Future generations of photographers may one day look back and wonder why we often blinded each other with painfully bright flashes of light for the sake of proper exposure.
NYU researchers Dilip Krishnan and Rob Fergus are working on a dark flash that eliminates the “dazzle” effect of regular flashes in a low-light room. They’ve created this camera rig that combines common infrared photography techniques with an ultraviolet flash that produces a dim purple glow instead.
The team placed an infrared filter on the lens of the Fujifilm S5 Pro, which is has a modified CCD sensor that specializes in IR and UV photography. To supplement existing UV light, the team created a modified filter on an external flash to emit only UV and IR wavelengths.
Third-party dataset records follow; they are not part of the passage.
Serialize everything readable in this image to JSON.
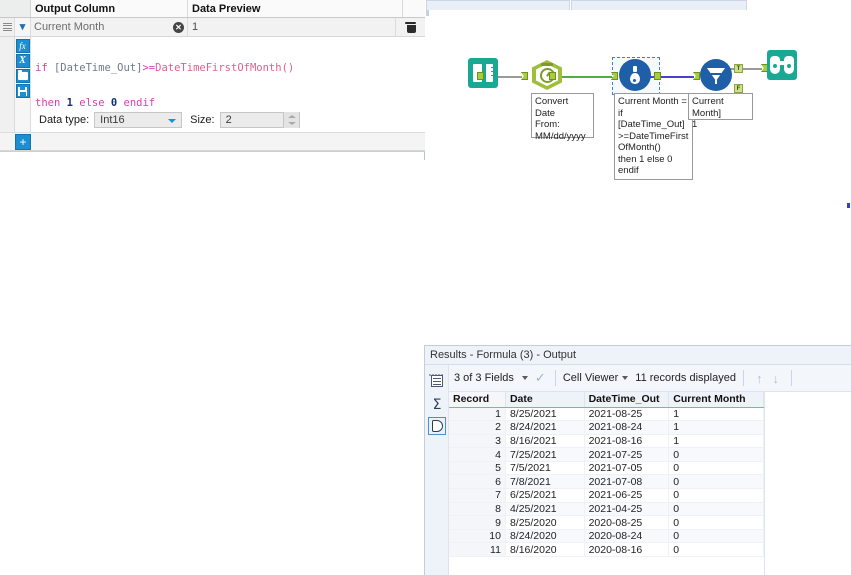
{
  "config_panel": {
    "headers": {
      "output_column": "Output Column",
      "data_preview": "Data Preview"
    },
    "row": {
      "output_column_value": "Current Month",
      "data_preview_value": "1",
      "clear_icon": "clear-circle-icon",
      "delete_icon": "trash-icon",
      "expand_icon": "chevron-down-icon",
      "drag_icon": "drag-handle-icon"
    },
    "rail_buttons": [
      {
        "name": "function-fx-button",
        "glyph": "fx"
      },
      {
        "name": "variable-x-button",
        "glyph": "X"
      },
      {
        "name": "open-folder-button",
        "glyph": "folder-icon"
      },
      {
        "name": "save-button",
        "glyph": "save-disk-icon"
      }
    ],
    "formula": {
      "line1": [
        {
          "t": "if ",
          "c": "kw"
        },
        {
          "t": "[DateTime_Out]",
          "c": "fld"
        },
        {
          "t": ">=",
          "c": "op"
        },
        {
          "t": "DateTimeFirstOfMonth()",
          "c": "fn"
        }
      ],
      "line2": [
        {
          "t": "then ",
          "c": "kw"
        },
        {
          "t": "1",
          "c": "num"
        },
        {
          "t": " else ",
          "c": "kw"
        },
        {
          "t": "0",
          "c": "num"
        },
        {
          "t": " endif",
          "c": "kw"
        }
      ],
      "plain_text": "if [DateTime_Out]>=DateTimeFirstOfMonth()\nthen 1 else 0 endif"
    },
    "data_type_label": "Data type:",
    "data_type_value": "Int16",
    "size_label": "Size:",
    "size_value": "2",
    "add_button_label": "+"
  },
  "canvas": {
    "nodes": [
      {
        "name": "input-data-tool",
        "icon": "book-input-icon",
        "label": ""
      },
      {
        "name": "datetime-tool",
        "icon": "clock-datetime-icon",
        "label": ""
      },
      {
        "name": "formula-tool",
        "icon": "flask-formula-icon",
        "label": "",
        "selected": true
      },
      {
        "name": "filter-tool",
        "icon": "funnel-filter-icon",
        "label": ""
      },
      {
        "name": "browse-tool",
        "icon": "binoculars-browse-icon",
        "label": ""
      }
    ],
    "annotations": {
      "datetime": "Convert Date\nFrom:\nMM/dd/yyyy",
      "formula": "Current Month =\nif [DateTime_Out]\n>=DateTimeFirst\nOfMonth()\nthen 1 else 0 endif",
      "filter": "[Current Month]\n1"
    },
    "filter_ports": {
      "true": "T",
      "false": "F"
    }
  },
  "results": {
    "title": "Results - Formula (3) - Output",
    "toolbar": {
      "fields_selector": "3 of 3 Fields",
      "check_icon": "checkmark-icon",
      "viewer_selector": "Cell Viewer",
      "records_displayed": "11 records displayed",
      "up_icon": "arrow-up-icon",
      "down_icon": "arrow-down-icon"
    },
    "side_buttons": [
      {
        "name": "messages-grid-button",
        "icon": "grid-icon"
      },
      {
        "name": "summary-sigma-button",
        "icon": "sigma-icon"
      },
      {
        "name": "data-view-button",
        "icon": "data-shape-icon",
        "active": true
      }
    ],
    "table": {
      "columns": [
        "Record",
        "Date",
        "DateTime_Out",
        "Current Month"
      ],
      "rows": [
        [
          "1",
          "8/25/2021",
          "2021-08-25",
          "1"
        ],
        [
          "2",
          "8/24/2021",
          "2021-08-24",
          "1"
        ],
        [
          "3",
          "8/16/2021",
          "2021-08-16",
          "1"
        ],
        [
          "4",
          "7/25/2021",
          "2021-07-25",
          "0"
        ],
        [
          "5",
          "7/5/2021",
          "2021-07-05",
          "0"
        ],
        [
          "6",
          "7/8/2021",
          "2021-07-08",
          "0"
        ],
        [
          "7",
          "6/25/2021",
          "2021-06-25",
          "0"
        ],
        [
          "8",
          "4/25/2021",
          "2021-04-25",
          "0"
        ],
        [
          "9",
          "8/25/2020",
          "2020-08-25",
          "0"
        ],
        [
          "10",
          "8/24/2020",
          "2020-08-24",
          "0"
        ],
        [
          "11",
          "8/16/2020",
          "2020-08-16",
          "0"
        ]
      ]
    }
  },
  "colors": {
    "accent_blue": "#1b8fd1",
    "tool_teal": "#19a893",
    "tool_olive": "#9fbf3b",
    "tool_blue": "#1e5fa8",
    "port_green": "#a6ce39",
    "header_green": "#78c850",
    "wire_blue": "#4b3fd1",
    "wire_green": "#4fae3f"
  }
}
Still, the project has a few hitches. The image produced strips all normal colors out, and all subjects turn a sickly green color. The image requires heavy color correction. In order to reintroduce correct wavelengths of color, the photo has to be combined with a regular photo of the image captured in ambient light — merged similarly to HDR photography. Obviously this is a huge obstacle since photos of objects and people in motion is impossible.
The above photos are the photos take with the UV flash (F), with ambient light (A), the composite image (L) that combines the UV and ambient, and finally, a long-exposure image of the same scene for comparison (L). It’s pretty close, though some texture detail is lost, but it looks less grainy.
The techniques used are nothing new — photographers have been using IR flash to shoot in situations that require subtlety for years — but combining IR with UV is a pretty nifty idea. It will be some time before applications like this are practical — but perhaps they could become more useful if they used stereoscopic lenses common to 3D cameras to take two photos at once.